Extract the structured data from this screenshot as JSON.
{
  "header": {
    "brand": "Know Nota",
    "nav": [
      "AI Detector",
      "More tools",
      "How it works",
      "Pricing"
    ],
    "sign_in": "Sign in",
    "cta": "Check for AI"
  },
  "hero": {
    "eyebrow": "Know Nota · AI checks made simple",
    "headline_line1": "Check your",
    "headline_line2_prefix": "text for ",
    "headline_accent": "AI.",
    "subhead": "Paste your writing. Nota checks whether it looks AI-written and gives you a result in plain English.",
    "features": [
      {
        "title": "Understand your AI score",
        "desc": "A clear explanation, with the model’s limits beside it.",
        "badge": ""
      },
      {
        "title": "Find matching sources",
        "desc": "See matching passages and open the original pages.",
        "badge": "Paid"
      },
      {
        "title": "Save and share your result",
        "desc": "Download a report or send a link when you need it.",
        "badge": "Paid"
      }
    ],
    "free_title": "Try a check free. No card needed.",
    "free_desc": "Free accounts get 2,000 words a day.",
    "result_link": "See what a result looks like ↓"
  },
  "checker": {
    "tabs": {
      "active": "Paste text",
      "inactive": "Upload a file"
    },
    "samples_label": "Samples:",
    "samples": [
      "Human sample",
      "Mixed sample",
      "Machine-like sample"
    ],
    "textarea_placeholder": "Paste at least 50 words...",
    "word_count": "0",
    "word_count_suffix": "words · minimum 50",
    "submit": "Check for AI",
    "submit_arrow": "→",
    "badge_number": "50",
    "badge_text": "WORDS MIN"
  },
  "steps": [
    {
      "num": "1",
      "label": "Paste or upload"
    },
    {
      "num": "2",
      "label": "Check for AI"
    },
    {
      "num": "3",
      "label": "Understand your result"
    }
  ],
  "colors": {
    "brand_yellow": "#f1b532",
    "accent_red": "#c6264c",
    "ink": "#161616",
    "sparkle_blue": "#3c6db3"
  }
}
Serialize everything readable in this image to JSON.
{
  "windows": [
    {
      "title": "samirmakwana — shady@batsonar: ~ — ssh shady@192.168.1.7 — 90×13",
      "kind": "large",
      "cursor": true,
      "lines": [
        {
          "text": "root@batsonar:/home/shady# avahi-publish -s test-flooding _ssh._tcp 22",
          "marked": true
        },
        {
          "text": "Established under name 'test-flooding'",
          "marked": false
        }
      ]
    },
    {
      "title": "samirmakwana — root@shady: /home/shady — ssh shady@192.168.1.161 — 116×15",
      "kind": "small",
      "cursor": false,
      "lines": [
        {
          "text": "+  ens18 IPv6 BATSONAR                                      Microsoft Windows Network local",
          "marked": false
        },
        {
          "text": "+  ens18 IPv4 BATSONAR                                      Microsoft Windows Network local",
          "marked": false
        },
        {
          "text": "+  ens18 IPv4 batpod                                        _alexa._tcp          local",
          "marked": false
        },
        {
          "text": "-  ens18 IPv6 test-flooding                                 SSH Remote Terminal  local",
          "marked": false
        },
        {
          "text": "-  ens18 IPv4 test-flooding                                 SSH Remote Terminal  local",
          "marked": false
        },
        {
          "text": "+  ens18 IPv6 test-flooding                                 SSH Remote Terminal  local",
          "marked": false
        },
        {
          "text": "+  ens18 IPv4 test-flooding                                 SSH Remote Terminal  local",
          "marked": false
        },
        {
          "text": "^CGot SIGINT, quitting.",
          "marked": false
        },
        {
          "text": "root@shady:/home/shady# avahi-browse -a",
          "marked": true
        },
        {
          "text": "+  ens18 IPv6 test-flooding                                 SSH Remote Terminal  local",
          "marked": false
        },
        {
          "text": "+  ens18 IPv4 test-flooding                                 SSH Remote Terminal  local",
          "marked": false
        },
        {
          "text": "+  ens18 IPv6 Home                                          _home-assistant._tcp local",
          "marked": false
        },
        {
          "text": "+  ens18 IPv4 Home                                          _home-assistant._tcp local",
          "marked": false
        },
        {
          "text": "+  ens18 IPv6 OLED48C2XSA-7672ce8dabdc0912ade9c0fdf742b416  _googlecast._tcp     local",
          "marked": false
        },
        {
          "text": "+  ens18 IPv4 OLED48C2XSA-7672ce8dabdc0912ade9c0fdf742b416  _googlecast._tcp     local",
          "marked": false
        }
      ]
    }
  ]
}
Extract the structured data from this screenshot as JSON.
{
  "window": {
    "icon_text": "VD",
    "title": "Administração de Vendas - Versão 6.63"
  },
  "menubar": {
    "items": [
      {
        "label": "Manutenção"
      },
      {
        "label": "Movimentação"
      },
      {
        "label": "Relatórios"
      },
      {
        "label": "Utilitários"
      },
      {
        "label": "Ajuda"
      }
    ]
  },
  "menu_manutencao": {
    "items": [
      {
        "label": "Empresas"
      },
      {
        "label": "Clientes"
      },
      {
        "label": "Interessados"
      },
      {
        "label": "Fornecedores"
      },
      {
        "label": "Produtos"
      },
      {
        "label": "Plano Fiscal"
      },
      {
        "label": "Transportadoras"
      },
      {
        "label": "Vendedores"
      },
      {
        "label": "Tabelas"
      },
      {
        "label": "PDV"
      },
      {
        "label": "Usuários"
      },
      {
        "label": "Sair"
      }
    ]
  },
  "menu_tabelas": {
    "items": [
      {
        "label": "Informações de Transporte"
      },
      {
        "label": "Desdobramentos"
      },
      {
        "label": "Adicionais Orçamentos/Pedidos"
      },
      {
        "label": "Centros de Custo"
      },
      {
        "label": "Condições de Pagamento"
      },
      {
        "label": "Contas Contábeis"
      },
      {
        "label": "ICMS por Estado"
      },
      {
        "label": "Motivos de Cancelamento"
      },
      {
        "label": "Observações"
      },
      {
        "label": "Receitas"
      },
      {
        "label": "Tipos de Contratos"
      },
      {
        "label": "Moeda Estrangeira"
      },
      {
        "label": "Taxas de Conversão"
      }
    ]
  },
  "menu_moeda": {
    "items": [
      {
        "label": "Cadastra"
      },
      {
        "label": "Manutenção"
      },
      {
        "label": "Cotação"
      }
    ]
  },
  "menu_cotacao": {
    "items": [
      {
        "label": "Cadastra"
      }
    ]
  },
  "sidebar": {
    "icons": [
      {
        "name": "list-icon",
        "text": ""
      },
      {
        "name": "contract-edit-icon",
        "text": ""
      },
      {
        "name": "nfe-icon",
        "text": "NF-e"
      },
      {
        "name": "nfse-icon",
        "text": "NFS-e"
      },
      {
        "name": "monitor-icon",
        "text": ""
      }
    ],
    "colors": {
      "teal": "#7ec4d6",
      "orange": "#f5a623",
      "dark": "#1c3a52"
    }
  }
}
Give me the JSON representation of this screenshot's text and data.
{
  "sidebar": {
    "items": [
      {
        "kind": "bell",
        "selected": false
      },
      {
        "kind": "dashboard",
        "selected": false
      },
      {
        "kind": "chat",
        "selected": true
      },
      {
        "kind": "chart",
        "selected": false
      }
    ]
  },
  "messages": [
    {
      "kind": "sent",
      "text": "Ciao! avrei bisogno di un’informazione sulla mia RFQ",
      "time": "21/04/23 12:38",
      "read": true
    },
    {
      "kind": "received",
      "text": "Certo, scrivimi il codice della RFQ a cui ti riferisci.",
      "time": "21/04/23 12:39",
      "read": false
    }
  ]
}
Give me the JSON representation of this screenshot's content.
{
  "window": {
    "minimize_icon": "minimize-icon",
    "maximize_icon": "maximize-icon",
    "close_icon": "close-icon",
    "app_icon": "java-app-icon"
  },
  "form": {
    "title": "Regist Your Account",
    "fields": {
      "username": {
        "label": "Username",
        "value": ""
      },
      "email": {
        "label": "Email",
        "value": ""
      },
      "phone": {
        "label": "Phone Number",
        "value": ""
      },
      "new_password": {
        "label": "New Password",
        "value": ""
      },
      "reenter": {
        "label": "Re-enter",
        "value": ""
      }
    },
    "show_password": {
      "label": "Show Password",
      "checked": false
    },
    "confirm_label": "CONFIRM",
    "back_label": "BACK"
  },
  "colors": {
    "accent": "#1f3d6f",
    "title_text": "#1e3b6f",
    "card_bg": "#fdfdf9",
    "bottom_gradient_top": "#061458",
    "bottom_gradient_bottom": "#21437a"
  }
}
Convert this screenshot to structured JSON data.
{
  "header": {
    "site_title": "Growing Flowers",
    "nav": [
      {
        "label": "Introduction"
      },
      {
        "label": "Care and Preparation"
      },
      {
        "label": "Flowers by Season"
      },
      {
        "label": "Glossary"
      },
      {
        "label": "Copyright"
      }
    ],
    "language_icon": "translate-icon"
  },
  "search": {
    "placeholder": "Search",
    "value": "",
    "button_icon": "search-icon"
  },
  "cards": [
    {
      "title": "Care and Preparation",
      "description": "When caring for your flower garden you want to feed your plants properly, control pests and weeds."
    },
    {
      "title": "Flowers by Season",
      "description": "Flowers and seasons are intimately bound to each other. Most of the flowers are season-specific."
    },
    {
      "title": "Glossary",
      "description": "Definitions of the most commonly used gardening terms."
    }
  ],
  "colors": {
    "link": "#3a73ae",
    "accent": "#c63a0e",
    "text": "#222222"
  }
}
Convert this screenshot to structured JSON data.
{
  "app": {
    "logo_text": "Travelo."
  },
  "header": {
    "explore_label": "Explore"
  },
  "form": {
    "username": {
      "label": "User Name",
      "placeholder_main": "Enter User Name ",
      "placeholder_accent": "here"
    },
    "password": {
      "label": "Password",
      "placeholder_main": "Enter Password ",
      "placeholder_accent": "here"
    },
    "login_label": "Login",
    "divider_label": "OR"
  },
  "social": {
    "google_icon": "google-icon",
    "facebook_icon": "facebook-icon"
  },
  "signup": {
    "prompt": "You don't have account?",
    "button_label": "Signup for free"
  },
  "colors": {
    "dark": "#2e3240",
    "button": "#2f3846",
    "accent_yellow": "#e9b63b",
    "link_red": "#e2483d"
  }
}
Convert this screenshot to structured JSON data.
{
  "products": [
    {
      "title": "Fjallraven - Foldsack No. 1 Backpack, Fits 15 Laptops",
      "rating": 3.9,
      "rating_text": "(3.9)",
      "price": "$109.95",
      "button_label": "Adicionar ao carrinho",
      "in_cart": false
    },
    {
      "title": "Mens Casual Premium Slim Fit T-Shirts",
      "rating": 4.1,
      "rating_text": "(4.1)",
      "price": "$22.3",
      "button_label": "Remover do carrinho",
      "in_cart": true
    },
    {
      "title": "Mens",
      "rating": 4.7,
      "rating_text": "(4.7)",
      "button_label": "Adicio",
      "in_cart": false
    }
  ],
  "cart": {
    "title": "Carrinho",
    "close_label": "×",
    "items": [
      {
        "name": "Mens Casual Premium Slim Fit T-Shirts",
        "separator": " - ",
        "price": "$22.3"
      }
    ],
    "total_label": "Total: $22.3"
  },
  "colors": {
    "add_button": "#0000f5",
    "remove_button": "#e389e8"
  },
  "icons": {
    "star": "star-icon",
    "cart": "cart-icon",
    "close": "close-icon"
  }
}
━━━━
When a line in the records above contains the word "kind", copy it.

Answer to this task
      "kind": "large",
      "kind": "small",
        "kind": "bell",
        "kind": "dashboard",
        "kind": "chat",
        "kind": "chart",
      "kind": "sent",
      "kind": "received",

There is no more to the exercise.